If there’s one lesson Hollywood seems to have forgotten, it’s that sometimes the simple things in life are the best. October Gale is a prime example of how enjoyable a thriller can be without overcomplicating the plot with red herrings or twist after endless twist.
The simple plot plays with uncertainty rather than trickery but the cast is excellent and the mood is edgy, particularly with Mischa Chillak’s killer musical score which adds enormously to whole experience.
Writer/Director Ruba Nadda keeps to the point, moving the plot forward without too much character development or side plots. The closest she comes to this is the occasion flashback to widow Helen Matthews’ (Patricia Clarkson) life with her loving husband James (Callum Keith Rennie).
Isolating herself in their island escape more than a year after her husband’s death, Matthews’ peace is quickly interrupted by the arrival of handsome gunshot victim, William (Scott Speedman). Patching him up, she soon learns that he’s lead the assassins straight to her door but an oncoming storm has cut all communications and any chance of escape from the island.

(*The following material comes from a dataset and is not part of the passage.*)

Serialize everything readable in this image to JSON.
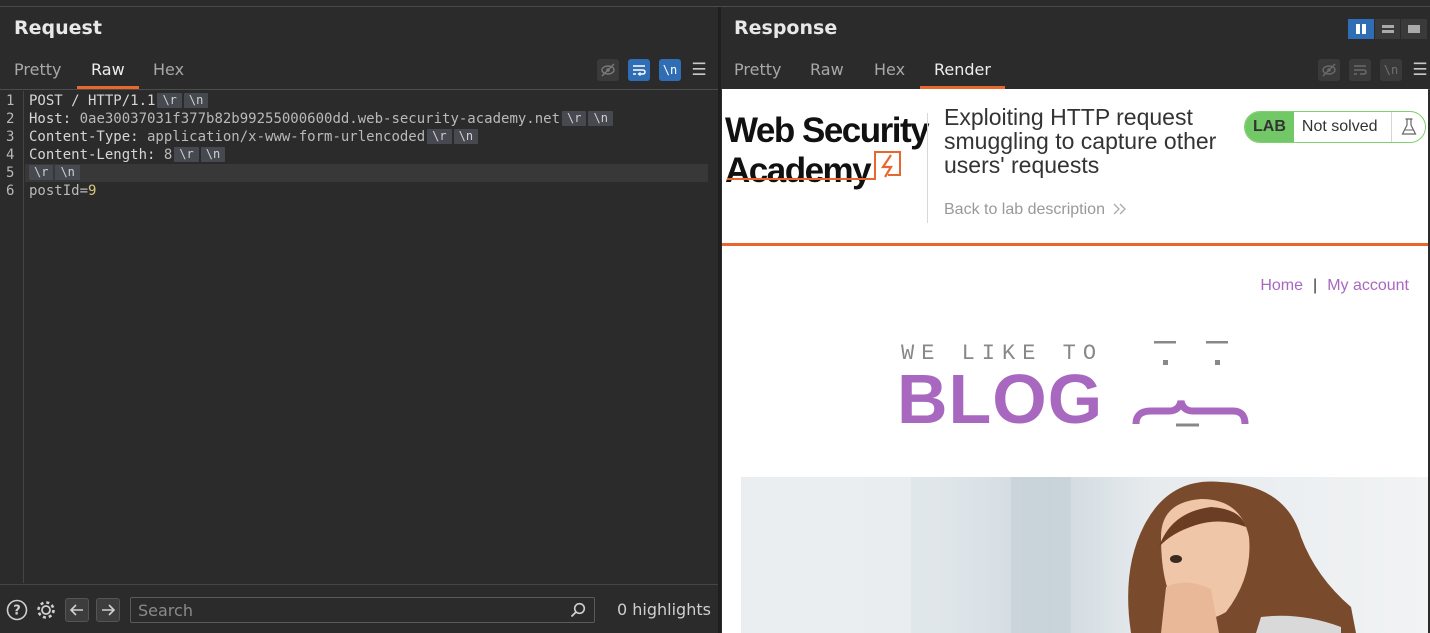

The film also features Tim Roth as Tom, who is seeking his revenge on William. His reasons are the main mystery and, with William so reluctant to explain why he’s being hunted, the film plays with the ambiguity of who might be the bad guy.
Cougars will be delighted by the romantic distraction between the two main characters that doesn’t take up too much screen time, but set up Matthews’ need to protect her wounded knight beyond any motherly concern.
The resolution to October Gale is the biggest let down, falling flat and coming far too easy after building to it the whole film. The very final scene also stretches the imagination. This is no Agatha Christie but viewed as a tense drama instead of a thriller, it’s smooth and enjoyable without taxing the brain.
Reviewed by Rod Lewis
Rating out of 10: 6
October Gale will be released on Blu-ray and DVD on 23 March 2016.
This is no Agatha Christie but viewed as a tense drama instead of a thriller, it’s smooth and enjoyable without taxing the brain.